═══ Data excerpts ═══

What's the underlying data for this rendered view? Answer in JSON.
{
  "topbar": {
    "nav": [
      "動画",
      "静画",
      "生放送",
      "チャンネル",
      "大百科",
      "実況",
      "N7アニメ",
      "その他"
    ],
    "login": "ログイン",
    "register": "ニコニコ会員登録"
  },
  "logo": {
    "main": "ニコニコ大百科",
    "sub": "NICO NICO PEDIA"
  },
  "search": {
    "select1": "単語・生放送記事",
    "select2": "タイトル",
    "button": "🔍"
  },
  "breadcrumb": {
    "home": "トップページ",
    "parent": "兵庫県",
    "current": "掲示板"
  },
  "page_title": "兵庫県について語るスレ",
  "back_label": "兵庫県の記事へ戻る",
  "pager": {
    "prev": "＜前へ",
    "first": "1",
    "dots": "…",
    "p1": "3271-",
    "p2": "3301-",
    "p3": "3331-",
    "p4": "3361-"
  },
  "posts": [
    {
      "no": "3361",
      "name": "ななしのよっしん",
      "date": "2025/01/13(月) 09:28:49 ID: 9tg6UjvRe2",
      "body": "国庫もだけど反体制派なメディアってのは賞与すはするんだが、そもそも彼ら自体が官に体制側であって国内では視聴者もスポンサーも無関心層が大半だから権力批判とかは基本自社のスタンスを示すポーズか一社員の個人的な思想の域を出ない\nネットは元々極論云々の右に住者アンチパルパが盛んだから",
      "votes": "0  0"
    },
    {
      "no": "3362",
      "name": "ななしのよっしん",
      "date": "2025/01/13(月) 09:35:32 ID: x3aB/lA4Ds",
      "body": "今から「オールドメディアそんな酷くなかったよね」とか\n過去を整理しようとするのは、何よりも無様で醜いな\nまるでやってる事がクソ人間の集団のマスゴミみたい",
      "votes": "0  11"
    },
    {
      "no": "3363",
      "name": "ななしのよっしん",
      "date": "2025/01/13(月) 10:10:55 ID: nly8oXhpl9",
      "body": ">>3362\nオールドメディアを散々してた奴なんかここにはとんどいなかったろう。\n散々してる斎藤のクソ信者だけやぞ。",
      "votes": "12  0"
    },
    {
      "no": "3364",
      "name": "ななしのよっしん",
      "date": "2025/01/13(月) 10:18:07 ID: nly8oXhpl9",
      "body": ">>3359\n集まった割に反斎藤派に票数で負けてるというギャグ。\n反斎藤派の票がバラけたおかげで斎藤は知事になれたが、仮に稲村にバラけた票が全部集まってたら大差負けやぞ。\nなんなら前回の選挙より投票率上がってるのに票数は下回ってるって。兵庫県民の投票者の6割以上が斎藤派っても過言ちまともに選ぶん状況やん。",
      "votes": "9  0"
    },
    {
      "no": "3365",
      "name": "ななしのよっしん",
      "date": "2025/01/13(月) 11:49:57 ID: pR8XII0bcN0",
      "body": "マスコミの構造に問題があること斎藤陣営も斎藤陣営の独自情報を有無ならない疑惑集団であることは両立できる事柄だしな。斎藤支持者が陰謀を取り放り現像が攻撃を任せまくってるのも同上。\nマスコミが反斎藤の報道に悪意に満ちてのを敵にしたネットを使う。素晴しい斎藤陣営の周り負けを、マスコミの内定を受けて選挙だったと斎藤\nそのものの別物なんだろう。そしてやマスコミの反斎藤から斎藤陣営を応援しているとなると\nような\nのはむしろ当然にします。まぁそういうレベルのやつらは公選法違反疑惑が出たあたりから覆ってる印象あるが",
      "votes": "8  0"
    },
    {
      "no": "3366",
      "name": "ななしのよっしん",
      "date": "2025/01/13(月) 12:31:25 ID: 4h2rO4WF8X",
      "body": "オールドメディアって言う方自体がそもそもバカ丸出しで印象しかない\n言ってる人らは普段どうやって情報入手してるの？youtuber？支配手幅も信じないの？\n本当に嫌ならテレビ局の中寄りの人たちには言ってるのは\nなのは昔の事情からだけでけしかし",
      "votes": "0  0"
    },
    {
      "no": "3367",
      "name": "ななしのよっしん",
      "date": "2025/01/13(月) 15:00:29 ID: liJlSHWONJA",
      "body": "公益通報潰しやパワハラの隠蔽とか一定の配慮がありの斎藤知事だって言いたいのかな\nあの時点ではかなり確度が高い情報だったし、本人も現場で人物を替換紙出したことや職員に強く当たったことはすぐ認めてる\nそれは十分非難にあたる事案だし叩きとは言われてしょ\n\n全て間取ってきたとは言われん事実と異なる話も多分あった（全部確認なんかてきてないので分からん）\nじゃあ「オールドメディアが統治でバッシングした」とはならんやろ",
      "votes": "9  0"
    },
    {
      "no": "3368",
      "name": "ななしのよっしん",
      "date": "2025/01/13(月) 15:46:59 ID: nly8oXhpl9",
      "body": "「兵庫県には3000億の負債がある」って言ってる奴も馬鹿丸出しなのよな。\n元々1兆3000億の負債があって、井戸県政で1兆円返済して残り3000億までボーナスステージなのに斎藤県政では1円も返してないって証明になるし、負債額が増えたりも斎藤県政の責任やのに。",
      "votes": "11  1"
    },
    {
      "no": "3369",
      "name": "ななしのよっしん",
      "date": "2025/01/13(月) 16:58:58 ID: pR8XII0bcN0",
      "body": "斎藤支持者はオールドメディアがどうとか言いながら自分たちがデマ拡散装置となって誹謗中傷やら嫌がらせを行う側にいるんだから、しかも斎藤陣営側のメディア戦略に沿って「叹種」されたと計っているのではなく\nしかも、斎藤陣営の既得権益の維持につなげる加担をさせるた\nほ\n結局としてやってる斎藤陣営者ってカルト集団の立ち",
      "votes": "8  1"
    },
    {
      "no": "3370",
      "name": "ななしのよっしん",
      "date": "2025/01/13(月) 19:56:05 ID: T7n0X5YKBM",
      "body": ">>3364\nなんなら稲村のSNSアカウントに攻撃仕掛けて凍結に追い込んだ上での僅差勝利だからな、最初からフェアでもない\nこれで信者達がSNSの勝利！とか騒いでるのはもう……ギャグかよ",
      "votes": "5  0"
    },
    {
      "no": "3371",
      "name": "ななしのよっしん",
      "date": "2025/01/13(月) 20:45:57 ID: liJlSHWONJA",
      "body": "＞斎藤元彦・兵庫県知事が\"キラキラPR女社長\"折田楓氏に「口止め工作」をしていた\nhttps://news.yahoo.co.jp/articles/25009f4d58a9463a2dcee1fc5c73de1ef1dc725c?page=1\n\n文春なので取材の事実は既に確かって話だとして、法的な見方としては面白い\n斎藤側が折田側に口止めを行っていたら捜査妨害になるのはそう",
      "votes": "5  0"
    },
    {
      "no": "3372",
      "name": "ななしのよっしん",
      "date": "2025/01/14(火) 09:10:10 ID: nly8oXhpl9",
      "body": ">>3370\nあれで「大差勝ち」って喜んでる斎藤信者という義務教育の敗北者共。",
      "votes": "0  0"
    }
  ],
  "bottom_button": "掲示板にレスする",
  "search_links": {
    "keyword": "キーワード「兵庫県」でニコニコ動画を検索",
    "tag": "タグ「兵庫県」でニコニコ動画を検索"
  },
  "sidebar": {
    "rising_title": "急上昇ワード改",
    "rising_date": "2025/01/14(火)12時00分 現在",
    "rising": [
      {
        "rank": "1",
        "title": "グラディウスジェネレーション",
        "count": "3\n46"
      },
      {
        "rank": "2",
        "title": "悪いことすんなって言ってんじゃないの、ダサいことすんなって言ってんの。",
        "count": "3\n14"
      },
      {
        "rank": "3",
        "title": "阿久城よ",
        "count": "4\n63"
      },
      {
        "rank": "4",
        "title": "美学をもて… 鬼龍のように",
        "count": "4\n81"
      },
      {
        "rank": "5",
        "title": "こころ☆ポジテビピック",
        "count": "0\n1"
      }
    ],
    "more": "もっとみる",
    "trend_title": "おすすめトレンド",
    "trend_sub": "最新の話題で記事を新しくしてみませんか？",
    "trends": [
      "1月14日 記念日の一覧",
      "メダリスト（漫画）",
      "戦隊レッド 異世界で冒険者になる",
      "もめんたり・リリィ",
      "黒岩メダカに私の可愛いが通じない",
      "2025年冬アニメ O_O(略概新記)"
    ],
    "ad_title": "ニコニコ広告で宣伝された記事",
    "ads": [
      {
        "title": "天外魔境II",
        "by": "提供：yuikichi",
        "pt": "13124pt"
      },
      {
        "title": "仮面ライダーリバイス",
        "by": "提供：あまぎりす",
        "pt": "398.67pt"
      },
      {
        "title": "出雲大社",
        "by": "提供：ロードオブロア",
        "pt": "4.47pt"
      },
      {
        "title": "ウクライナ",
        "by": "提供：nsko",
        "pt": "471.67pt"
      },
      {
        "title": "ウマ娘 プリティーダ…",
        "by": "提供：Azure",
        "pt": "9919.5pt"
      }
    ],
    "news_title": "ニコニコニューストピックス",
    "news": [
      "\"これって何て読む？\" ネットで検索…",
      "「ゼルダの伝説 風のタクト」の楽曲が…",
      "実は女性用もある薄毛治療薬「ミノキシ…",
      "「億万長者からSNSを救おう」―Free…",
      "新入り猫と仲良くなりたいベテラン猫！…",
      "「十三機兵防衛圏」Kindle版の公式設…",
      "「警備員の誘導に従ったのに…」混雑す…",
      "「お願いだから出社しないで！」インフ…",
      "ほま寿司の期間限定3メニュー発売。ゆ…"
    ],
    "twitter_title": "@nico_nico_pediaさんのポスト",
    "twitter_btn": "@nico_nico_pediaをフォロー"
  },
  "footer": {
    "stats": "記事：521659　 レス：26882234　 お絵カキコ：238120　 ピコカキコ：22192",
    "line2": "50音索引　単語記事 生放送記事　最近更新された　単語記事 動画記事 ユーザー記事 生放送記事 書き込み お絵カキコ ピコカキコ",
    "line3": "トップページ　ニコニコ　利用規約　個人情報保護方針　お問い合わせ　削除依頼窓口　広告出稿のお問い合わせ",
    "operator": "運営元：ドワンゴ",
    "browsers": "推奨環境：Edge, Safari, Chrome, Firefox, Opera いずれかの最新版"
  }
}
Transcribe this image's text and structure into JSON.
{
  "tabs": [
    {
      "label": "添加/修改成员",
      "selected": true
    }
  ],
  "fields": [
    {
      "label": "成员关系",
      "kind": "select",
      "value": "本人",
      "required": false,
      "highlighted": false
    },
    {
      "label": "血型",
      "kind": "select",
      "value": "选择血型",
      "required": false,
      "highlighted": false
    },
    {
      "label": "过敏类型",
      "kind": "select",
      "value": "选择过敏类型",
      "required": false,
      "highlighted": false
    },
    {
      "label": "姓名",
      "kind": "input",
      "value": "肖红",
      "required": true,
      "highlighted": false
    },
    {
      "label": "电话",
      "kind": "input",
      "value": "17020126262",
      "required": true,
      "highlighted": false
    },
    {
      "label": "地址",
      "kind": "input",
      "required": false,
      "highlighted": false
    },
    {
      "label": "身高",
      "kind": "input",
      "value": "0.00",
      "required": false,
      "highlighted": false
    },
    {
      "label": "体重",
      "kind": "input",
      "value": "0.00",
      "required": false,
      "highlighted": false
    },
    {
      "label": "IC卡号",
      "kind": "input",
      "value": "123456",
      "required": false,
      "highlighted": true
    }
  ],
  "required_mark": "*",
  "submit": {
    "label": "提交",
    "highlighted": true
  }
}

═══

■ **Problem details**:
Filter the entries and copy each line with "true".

■ **Response area**:
      "selected": true
      "required": true,
      "required": true,
      "highlighted": true
    "highlighted": true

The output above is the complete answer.